From blue boy to blue monkey

Reconstructing a fresco from Knossos

Our ideas of the past are often based on mere scraps of evidence. Nowhere is this more literally true than when it comes to reconstructing ancient wall-paintings, such as the “Saffron Gatherer” from Knossos.

Josho Brouwers

During the excavations at Knossos, the British team headed by Arthur Evans (1851-1941) unearthed many fragments of ancient frescoes. Reconstructing what the original wall-paintings depicted is often more an art than a science.

Still, many of the reconstructions feature traits characteristic of the art of Evans’s own time, and sometimes we may be surprised about the mistakes that were made. One example of such a mistake concerns the fresco of the “Saffron Gatherer”, which Evans believed, in the first volume of his Palace of Minos (1921), to show a young boy, “naked except for a girdle, gathering safforn-flowers” (p. 265).

Evans dated it to Middle Minoan II (ca. 1875/50-1750/00 BC), making it one of the earliest wall-paintings recovered from the court complex. Philip B. Betancourt, in his Introduction to Aegean Art (2007), agrees that it is among the earliest surviving wall-paintings from Knossos, but dates it to the Middle Minoan III period (ca. 1750/00-1700/1675 BC), or possibly even a little later (p. 92).

One thing that struck Evans was that the figure was coloured blue. He remarked (ibid.):

The figure itself with its grey blue body colour differs from the convention observed by the later school of Minoan wall-painting. It seems nearer to the female convention as regards its hue than the deep Venetian red that marks male figures, and it is possible, there, that it indicates a young girl rather than a boy.

By 1930, with the publication of the third volume of The Palace of Minos, Evans had apparently settled on a way to explain away this apparent discrepancy. He writes (pp. 21-22):

The unique bluish tint of the figure points to an Age [sic] when the Egyptian colour convention of deep red for males, and white for women, generally prevalent from the Third Middle Minoan Period onwards, had not yet been adopted.

But Evans and the artist who restored the fresco – probably Émile Gilliéron (1850-1924) or his son, who was also called Émile (1885-1939) – overlooked that one of the fragments featured what could only be part of a tail.

At some point after the publication of The Palace of Minos, but before 1938, renowned artist Piet de Jong created an illustration in which the painting was restored to depict a blue monkey rather than a boy.

A reconstruction of the fresco that shows a blue monkey gathering saffron. The monkey’s tail had been overlooked by Evans, who originally believed the body and limbs had belonged to a boy. Currently on display at the Archaeological Museum of Iraklion. Photo: Josho Brouwers.

In retrospect, this might have seemed obvious.
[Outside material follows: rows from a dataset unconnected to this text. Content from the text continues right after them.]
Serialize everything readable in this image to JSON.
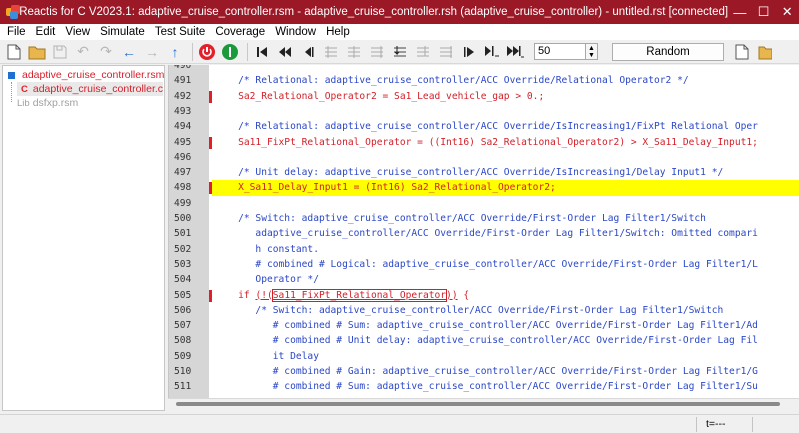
{
  "window": {
    "title": "Reactis for C V2023.1: adaptive_cruise_controller.rsm - adaptive_cruise_controller.rsh (adaptive_cruise_controller) - untitled.rst [connected]",
    "minimize": "—",
    "maximize": "☐",
    "close": "✕"
  },
  "menu": [
    "File",
    "Edit",
    "View",
    "Simulate",
    "Test Suite",
    "Coverage",
    "Window",
    "Help"
  ],
  "toolbar": {
    "steps_value": "50",
    "random_label": "Random",
    "spin_up": "▲",
    "spin_down": "▼"
  },
  "tree": {
    "items": [
      {
        "label": "adaptive_cruise_controller.rsm",
        "type": "model"
      },
      {
        "label": "adaptive_cruise_controller.c",
        "type": "c-file",
        "prefix": "C"
      },
      {
        "label": "dsfxp.rsm",
        "type": "lib",
        "prefix": "Lib"
      }
    ]
  },
  "code": {
    "lines": [
      {
        "n": "490",
        "text": "",
        "style": "plain"
      },
      {
        "n": "491",
        "text": "    /* Relational: adaptive_cruise_controller/ACC Override/Relational Operator2 */",
        "style": "comment"
      },
      {
        "n": "492",
        "text": "    Sa2_Relational_Operator2 = Sa1_Lead_vehicle_gap > 0.;",
        "style": "red",
        "marker": true
      },
      {
        "n": "493",
        "text": "",
        "style": "plain"
      },
      {
        "n": "494",
        "text": "    /* Relational: adaptive_cruise_controller/ACC Override/IsIncreasing1/FixPt Relational Oper",
        "style": "comment"
      },
      {
        "n": "495",
        "text": "    Sa11_FixPt_Relational_Operator = ((Int16) Sa2_Relational_Operator2) > X_Sa11_Delay_Input1;",
        "style": "red",
        "marker": true
      },
      {
        "n": "496",
        "text": "",
        "style": "plain"
      },
      {
        "n": "497",
        "text": "    /* Unit delay: adaptive_cruise_controller/ACC Override/IsIncreasing1/Delay Input1 */",
        "style": "comment"
      },
      {
        "n": "498",
        "text": "    X_Sa11_Delay_Input1 = (Int16) Sa2_Relational_Operator2;",
        "style": "red-hl",
        "marker": true
      },
      {
        "n": "499",
        "text": "",
        "style": "plain"
      },
      {
        "n": "500",
        "text": "    /* Switch: adaptive_cruise_controller/ACC Override/First-Order Lag Filter1/Switch",
        "style": "comment"
      },
      {
        "n": "501",
        "text": "       adaptive_cruise_controller/ACC Override/First-Order Lag Filter1/Switch: Omitted compari",
        "style": "comment"
      },
      {
        "n": "502",
        "text": "       h constant.",
        "style": "comment"
      },
      {
        "n": "503",
        "text": "       # combined # Logical: adaptive_cruise_controller/ACC Override/First-Order Lag Filter1/L",
        "style": "comment"
      },
      {
        "n": "504",
        "text": "       Operator */",
        "style": "comment"
      },
      {
        "n": "505",
        "text": "    if (!(Sa11_FixPt_Relational_Operator)) {",
        "style": "red-if",
        "marker": true
      },
      {
        "n": "506",
        "text": "       /* Switch: adaptive_cruise_controller/ACC Override/First-Order Lag Filter1/Switch",
        "style": "comment"
      },
      {
        "n": "507",
        "text": "          # combined # Sum: adaptive_cruise_controller/ACC Override/First-Order Lag Filter1/Ad",
        "style": "comment"
      },
      {
        "n": "508",
        "text": "          # combined # Unit delay: adaptive_cruise_controller/ACC Override/First-Order Lag Fil",
        "style": "comment"
      },
      {
        "n": "509",
        "text": "          it Delay",
        "style": "comment"
      },
      {
        "n": "510",
        "text": "          # combined # Gain: adaptive_cruise_controller/ACC Override/First-Order Lag Filter1/G",
        "style": "comment"
      },
      {
        "n": "511",
        "text": "          # combined # Sum: adaptive_cruise_controller/ACC Override/First-Order Lag Filter1/Su",
        "style": "comment"
      }
    ]
  },
  "status": {
    "time": "t=---"
  },
  "colors": {
    "titlebar": "#9b1826",
    "comment": "#2b47c7",
    "uncovered": "#d31f28",
    "highlight": "#ffff00"
  }
}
Evans and the Gilliérons had restored other wall-paintings with smallish blue figures as monkeys, including one from the House of the Frescoes in Knossos (1923-1928) that depicts a blue monkey in between papyrus plants. (Both monkeys and papyrus were, of course, imported into Crete from Egypt.)

The gathering of saffron, a spice derived from the flower of Crocus sativus, is a motif encountered in other examples of Minoan art, such as the fresco of the saffron gatherers from Akrotiri on the island of Thera (Santorini). In all known instances, the stigmas are collected by women and (leashed) monkeys, never by boys (or men).

In The Cambridge Companion to the Aegean Bronze Age (2008), edited by Cynthia Shelmerdine, John Younger and Paul Rehak note: “A strong yellow color was produced from the stigmas of saffron crocus flowers […]. Because of its use in food and medicine, as well as cloth production, the harvesting of crocus may have been exclusively a women’s activity” (p. 161). They later note that saffron gathering “probably took place in late October, when the autumn crocus produces the saffron stigmas” (p. 180).

If you visit the Archaeological Museum in Iraklion, both Evans’s original reconstruction and the new version depicting a monkey are on display in the room with frescoes. This way, a visitor can see exactly how plausible (or not) a reconstruction may be, and it demonstrates that in archaeology, the state of our knowledge is always advancing.